by Daniel Fink, MD, Chair, The Quiet Coalition
The Audubon Society is probably the world’s leading birding and bird conservation organization, and its widely read magazine is a leading source of information about birds. This article by Daisy Yuhas in the Spring 2021 issue of Audubon Magazine discusses how the quiet of pandemic lockdowns over the last year impacted birdsong.
Many urban dwellers thought birds were singing more loudly because they could hear the birds sing, but research showed that the birds were actually singing more softly. They didn’t have to sing loudly so their songs could be heard over the usual urban din.
The birds were also singing differently. As Yuhas wrote:
The sparrows’ songs were 37 percent softer—much more than anticipated. It’s possible that the birds wanted to avoid standing out to predators. But the songs also featured new characteristics, including frequency changes, that experiments suggested could make birds more attractive to mates and better at defending territories.

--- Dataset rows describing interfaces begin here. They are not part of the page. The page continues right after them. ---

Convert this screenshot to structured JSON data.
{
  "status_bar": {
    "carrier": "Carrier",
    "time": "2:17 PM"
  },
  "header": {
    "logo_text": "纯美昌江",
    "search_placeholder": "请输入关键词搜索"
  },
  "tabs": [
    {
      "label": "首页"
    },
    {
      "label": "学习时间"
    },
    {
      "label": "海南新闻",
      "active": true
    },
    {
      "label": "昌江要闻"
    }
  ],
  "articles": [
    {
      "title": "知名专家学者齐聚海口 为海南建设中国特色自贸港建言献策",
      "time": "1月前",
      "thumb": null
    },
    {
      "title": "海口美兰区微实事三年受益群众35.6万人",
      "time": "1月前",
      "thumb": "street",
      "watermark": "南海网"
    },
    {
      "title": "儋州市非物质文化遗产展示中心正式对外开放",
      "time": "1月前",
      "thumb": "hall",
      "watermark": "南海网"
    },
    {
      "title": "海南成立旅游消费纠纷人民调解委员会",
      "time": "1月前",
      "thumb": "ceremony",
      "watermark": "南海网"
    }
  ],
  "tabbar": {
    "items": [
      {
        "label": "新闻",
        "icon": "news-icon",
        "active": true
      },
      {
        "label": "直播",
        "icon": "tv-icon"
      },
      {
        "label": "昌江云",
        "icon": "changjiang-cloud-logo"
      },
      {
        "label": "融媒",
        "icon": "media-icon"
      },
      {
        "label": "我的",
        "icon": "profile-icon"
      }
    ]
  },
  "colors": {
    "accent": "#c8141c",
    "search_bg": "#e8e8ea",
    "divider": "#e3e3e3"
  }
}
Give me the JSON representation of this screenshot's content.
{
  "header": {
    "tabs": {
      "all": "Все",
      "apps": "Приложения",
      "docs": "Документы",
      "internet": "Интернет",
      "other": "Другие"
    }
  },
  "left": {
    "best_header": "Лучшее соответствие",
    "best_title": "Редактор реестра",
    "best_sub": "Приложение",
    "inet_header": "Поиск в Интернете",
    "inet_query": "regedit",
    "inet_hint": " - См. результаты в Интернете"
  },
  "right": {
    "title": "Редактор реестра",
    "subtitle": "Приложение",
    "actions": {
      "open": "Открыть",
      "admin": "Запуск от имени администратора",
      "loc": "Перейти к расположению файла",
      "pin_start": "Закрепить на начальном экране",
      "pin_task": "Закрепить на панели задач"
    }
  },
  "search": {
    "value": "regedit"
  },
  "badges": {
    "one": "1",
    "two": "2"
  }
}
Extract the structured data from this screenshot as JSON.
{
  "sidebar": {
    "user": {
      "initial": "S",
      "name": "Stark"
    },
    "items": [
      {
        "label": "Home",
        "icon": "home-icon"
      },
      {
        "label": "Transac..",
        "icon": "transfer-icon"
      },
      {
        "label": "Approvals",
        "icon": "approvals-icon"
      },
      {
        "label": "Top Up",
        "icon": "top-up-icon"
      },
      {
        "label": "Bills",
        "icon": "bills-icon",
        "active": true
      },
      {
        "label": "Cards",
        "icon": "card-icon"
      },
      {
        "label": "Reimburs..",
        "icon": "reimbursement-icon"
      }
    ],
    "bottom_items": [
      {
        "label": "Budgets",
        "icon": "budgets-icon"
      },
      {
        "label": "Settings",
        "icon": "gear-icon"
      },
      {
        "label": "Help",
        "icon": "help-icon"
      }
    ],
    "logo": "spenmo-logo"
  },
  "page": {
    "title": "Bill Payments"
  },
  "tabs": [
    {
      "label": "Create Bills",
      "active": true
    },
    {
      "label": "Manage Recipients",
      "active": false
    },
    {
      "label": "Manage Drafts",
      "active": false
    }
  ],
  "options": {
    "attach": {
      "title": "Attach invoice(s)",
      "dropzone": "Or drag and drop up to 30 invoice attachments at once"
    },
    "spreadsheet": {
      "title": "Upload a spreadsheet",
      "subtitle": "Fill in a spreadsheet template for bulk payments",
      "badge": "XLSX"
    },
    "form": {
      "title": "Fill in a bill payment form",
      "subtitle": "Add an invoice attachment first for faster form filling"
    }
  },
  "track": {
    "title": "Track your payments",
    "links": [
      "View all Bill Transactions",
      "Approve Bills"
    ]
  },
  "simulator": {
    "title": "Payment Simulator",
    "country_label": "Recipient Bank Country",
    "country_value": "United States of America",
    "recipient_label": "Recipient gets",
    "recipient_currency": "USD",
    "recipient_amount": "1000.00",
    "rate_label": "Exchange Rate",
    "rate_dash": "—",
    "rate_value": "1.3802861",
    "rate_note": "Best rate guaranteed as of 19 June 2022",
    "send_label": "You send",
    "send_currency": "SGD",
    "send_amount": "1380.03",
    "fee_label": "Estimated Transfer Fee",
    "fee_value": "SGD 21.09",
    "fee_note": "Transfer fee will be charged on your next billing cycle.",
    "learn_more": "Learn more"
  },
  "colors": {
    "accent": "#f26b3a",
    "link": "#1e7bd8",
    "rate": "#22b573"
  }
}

Noise pollution affects all living things–insects, birds, small mammals, and humans. We hope that urban planners, elected officials, and noise regulators have learned how important quieter cities are, and will take steps to maintain quiet as the pandemic wanes and normal life returns.